Why did the murder of journalist Jamal Khashoggi lead to international outrage against Saudi Arabia when the humanitarian crisis the country caused in Yemen was met with indifference?
Since 2015, Saudi Arabia has been fighting a war against the Houthi militia in Yemen. The United States is assisting by providing intelligence and logistical support. The Saudi military has killed thousands of civilians with air strikes, including an attack on a school bus that killed 40 children in August. The war also caused a cholera outbreak and mass starvation. Where has the outrage been for these atrocities? And why hasn’t there been a debate in America about its role in the war?
By contrast, the murder of Khashoggi has received wall-to-wall news coverage, and U.S. politicians in both parties are speaking out against the Saudi government.
Two related cognitive biases have likely contributed to this contrast. Psychic numbing prevents us from feeling empathy for large groups of victims. The identifiable victim effect causes us to feel heightened sympathy for one identified victim. This emotion disappears when we are confronted with statistical deaths.
Psychic numbing is obviously a problem, but what can we do about it? We can notice it operating within ourselves and remember that statistical deaths are deaths of individuals with a name and a family.

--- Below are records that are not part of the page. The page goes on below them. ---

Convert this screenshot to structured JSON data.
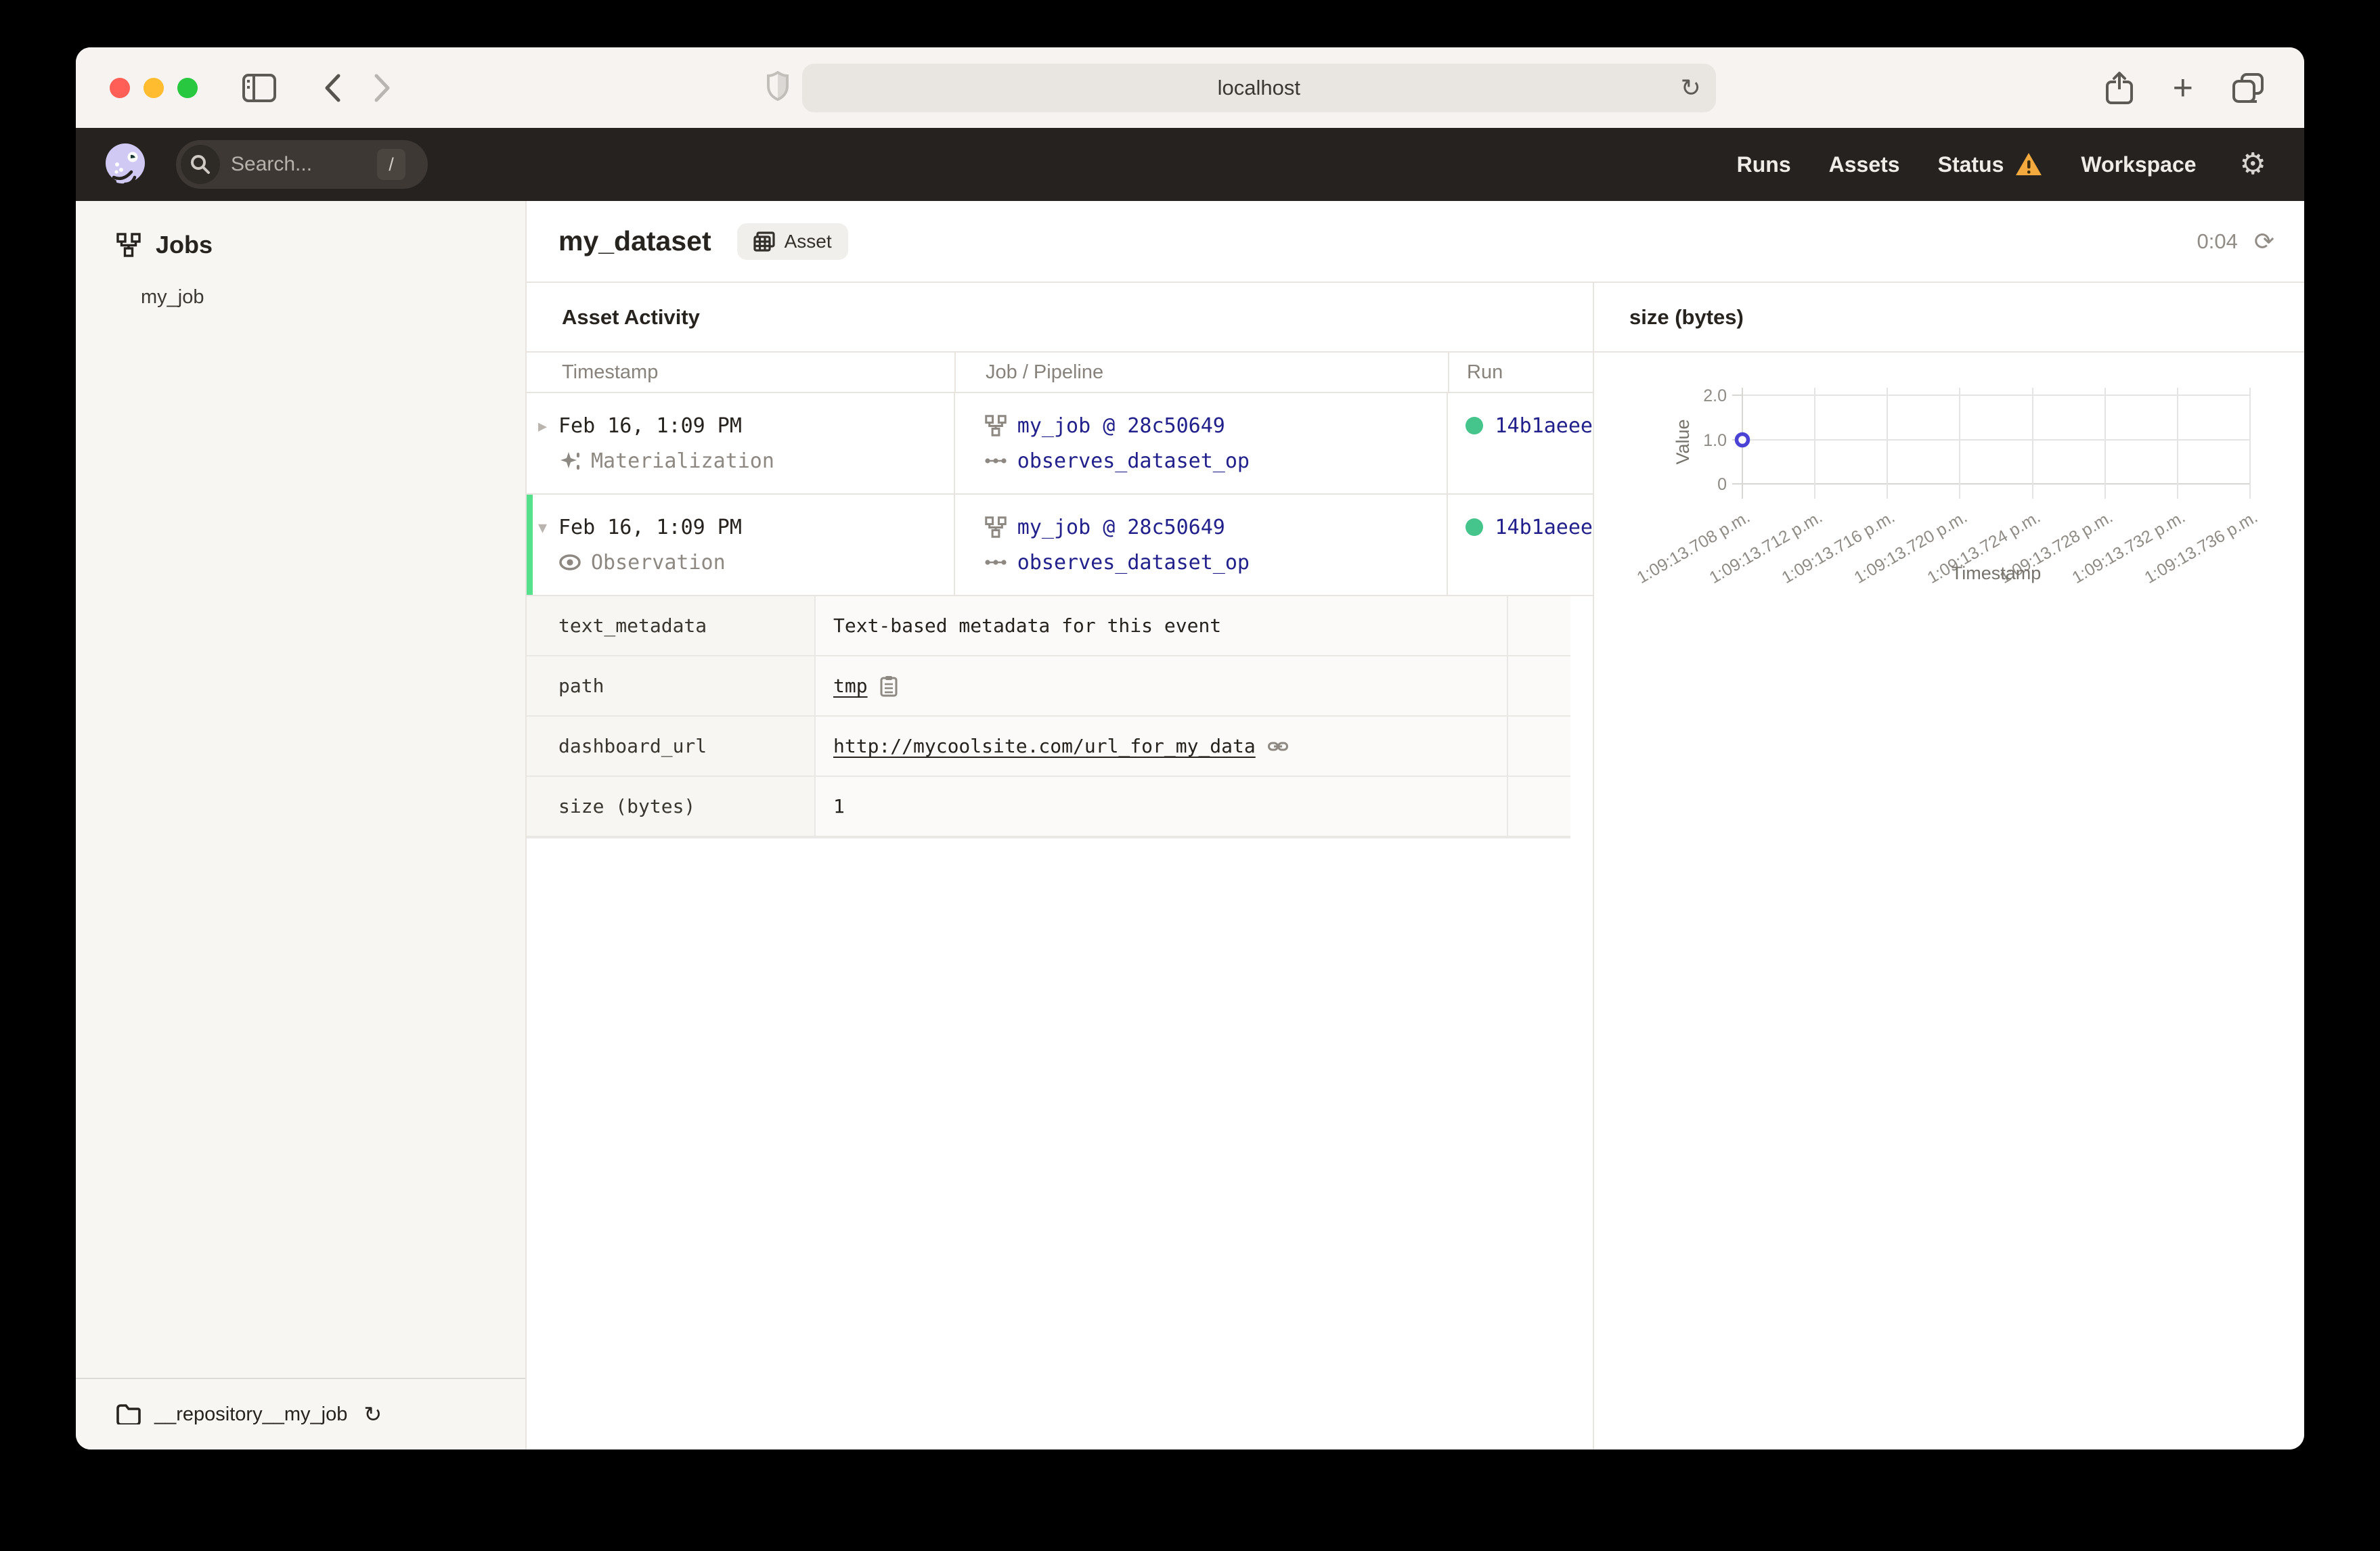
{
  "browser": {
    "url": "localhost",
    "reload_glyph": "↻",
    "plus_glyph": "+"
  },
  "topbar": {
    "search": {
      "placeholder": "Search...",
      "shortcut": "/"
    },
    "nav": {
      "runs": "Runs",
      "assets": "Assets",
      "status": "Status",
      "workspace": "Workspace"
    },
    "gear_glyph": "⚙"
  },
  "sidebar": {
    "title": "Jobs",
    "items": [
      {
        "label": "my_job"
      }
    ],
    "footer": {
      "repository": "__repository__my_job",
      "reload_glyph": "↻"
    }
  },
  "main": {
    "title": "my_dataset",
    "tag": "Asset",
    "timer": "0:04",
    "timer_reload_glyph": "⟳",
    "activity": {
      "heading": "Asset Activity",
      "columns": {
        "timestamp": "Timestamp",
        "job": "Job / Pipeline",
        "run": "Run"
      },
      "rows": [
        {
          "caret": "▸",
          "timestamp": "Feb 16, 1:09 PM",
          "event_type": "Materialization",
          "job": "my_job @ 28c50649",
          "op": "observes_dataset_op",
          "run_id": "14b1aeee",
          "expanded": false
        },
        {
          "caret": "▾",
          "timestamp": "Feb 16, 1:09 PM",
          "event_type": "Observation",
          "job": "my_job @ 28c50649",
          "op": "observes_dataset_op",
          "run_id": "14b1aeee",
          "expanded": true
        }
      ],
      "metadata": [
        {
          "key": "text_metadata",
          "value": "Text-based metadata for this event"
        },
        {
          "key": "path",
          "value": "tmp"
        },
        {
          "key": "dashboard_url",
          "value": "http://mycoolsite.com/url_for_my_data"
        },
        {
          "key": "size (bytes)",
          "value": "1"
        }
      ]
    }
  },
  "chart_data": {
    "type": "scatter",
    "title": "size (bytes)",
    "xlabel": "Timestamp",
    "ylabel": "Value",
    "ylim": [
      0,
      2
    ],
    "y_ticks": [
      "2.0",
      "1.0",
      "0"
    ],
    "x_labels": [
      "1:09:13.708 p.m.",
      "1:09:13.712 p.m.",
      "1:09:13.716 p.m.",
      "1:09:13.720 p.m.",
      "1:09:13.724 p.m.",
      "1:09:13.728 p.m.",
      "1:09:13.732 p.m.",
      "1:09:13.736 p.m."
    ],
    "series": [
      {
        "name": "size (bytes)",
        "points": [
          {
            "x": "1:09:13.708 p.m.",
            "y": 1
          }
        ]
      }
    ],
    "grid": true,
    "legend": "none"
  },
  "colors": {
    "link_navy": "#22218c",
    "run_green": "#45c48c",
    "expanded_border_green": "#55e18b",
    "warning_yellow": "#f3a93d",
    "point_purple": "#4b42d6",
    "topbar_dark": "#262220"
  }
}
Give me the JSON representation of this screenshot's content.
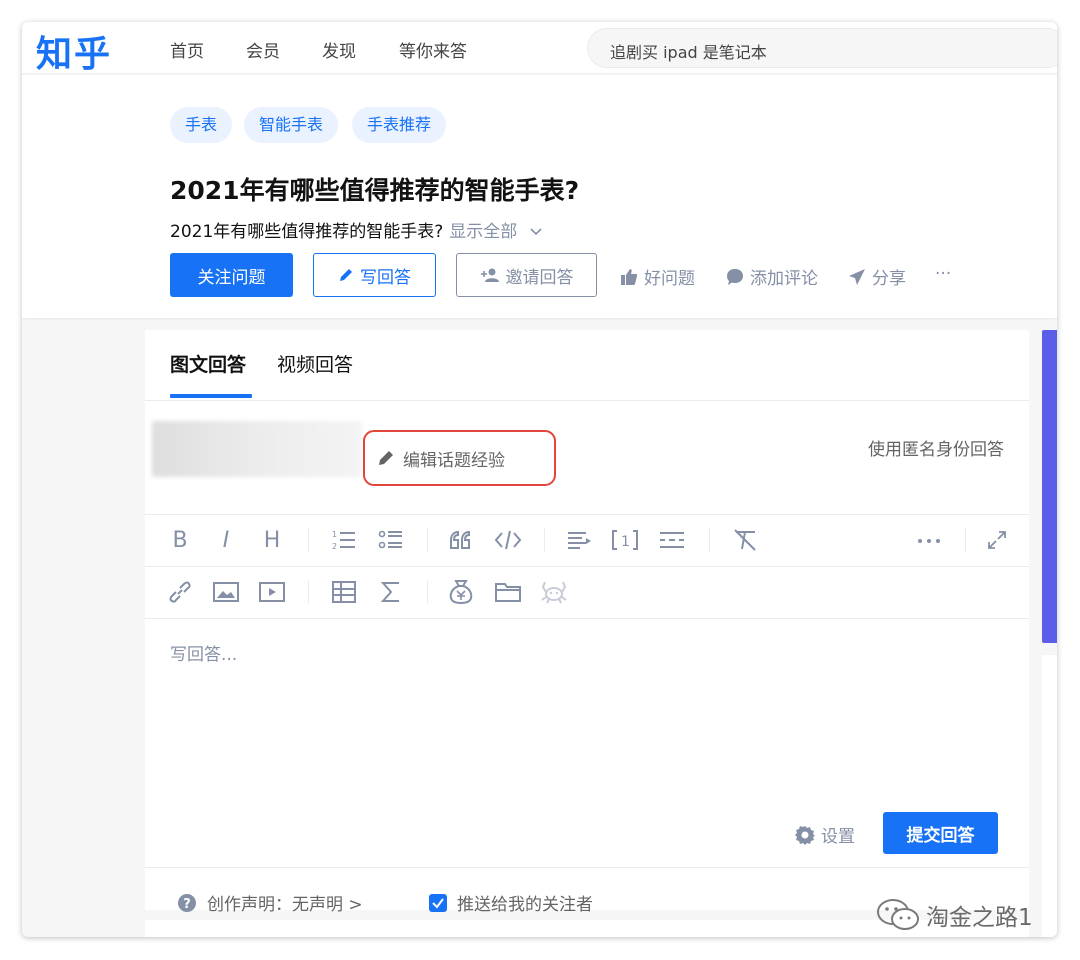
{
  "nav": {
    "logo": "知乎",
    "items": [
      "首页",
      "会员",
      "发现",
      "等你来答"
    ],
    "search_text": "追剧买 ipad 是笔记本"
  },
  "question": {
    "tags": [
      "手表",
      "智能手表",
      "手表推荐"
    ],
    "title": "2021年有哪些值得推荐的智能手表?",
    "description": "2021年有哪些值得推荐的智能手表?",
    "show_all": "显示全部",
    "follow_label": "关注问题",
    "write_label": "写回答",
    "invite_label": "邀请回答",
    "good_label": "好问题",
    "comment_label": "添加评论",
    "share_label": "分享",
    "more_label": "···"
  },
  "editor": {
    "tabs": [
      "图文回答",
      "视频回答"
    ],
    "edit_experience": "编辑话题经验",
    "anonymous": "使用匿名身份回答",
    "toolbar_row1": [
      "B",
      "I",
      "H",
      "ordered-list-icon",
      "bullet-list-icon",
      "quote-icon",
      "code-icon",
      "indent-icon",
      "reference-icon",
      "divider-icon",
      "clear-format-icon",
      "more-icon",
      "expand-icon"
    ],
    "toolbar_row2": [
      "link-icon",
      "image-icon",
      "video-icon",
      "table-icon",
      "formula-icon",
      "money-bag-icon",
      "folder-icon",
      "crab-icon"
    ],
    "placeholder": "写回答...",
    "settings_label": "设置",
    "submit_label": "提交回答",
    "creation_statement": "创作声明：无声明 >",
    "push_followers": "推送给我的关注者"
  },
  "watermark": "淘金之路1",
  "colors": {
    "brand": "#1772f6",
    "accent_bar": "#5b5ee8",
    "highlight": "#e0463a"
  }
}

It is also important to make policy changes to address the underlying harm. As philosopher Peter Singer wrote in a recent op-ed, “Psychic numbing may be a human emotional response that is part of our nature, but few people would deny that a million deaths is a far greater tragedy than one death. Whatever our emotions may prompt us to do, at the level of public policy and corporate decision-making, we should understand that numbers matter and act accordingly.” To stop the suffering in Yemen, we can demand our leaders halt arms sales to Saudi Arabia and, as Singer suggests, demand that oil companies be transparent about the source of their oil so consumers can decide to stop supporting the Saudi regime by buying its oil.
Read more about the discrepancy between the outrage over the murder of Khashoggi and the war in Yemen in the following articles: “Why Congress Suddenly Cares About Yemen: It’s About Psychology, Not Politics” by Paul Slovic and Andrew Quist in Politico, “How One Journalist’s Death Provoked a Backlash that Thousands Dead in Yemen Did Not” by Max Fisher in The New York Times, and Peter Singer’s article in Project Syndicate, “Are You Buying Oil from Saudi Arabia?”
Photograph of Jamal Khashoggi by April Brady/Project on Middle East Democracy, CC BY 2.0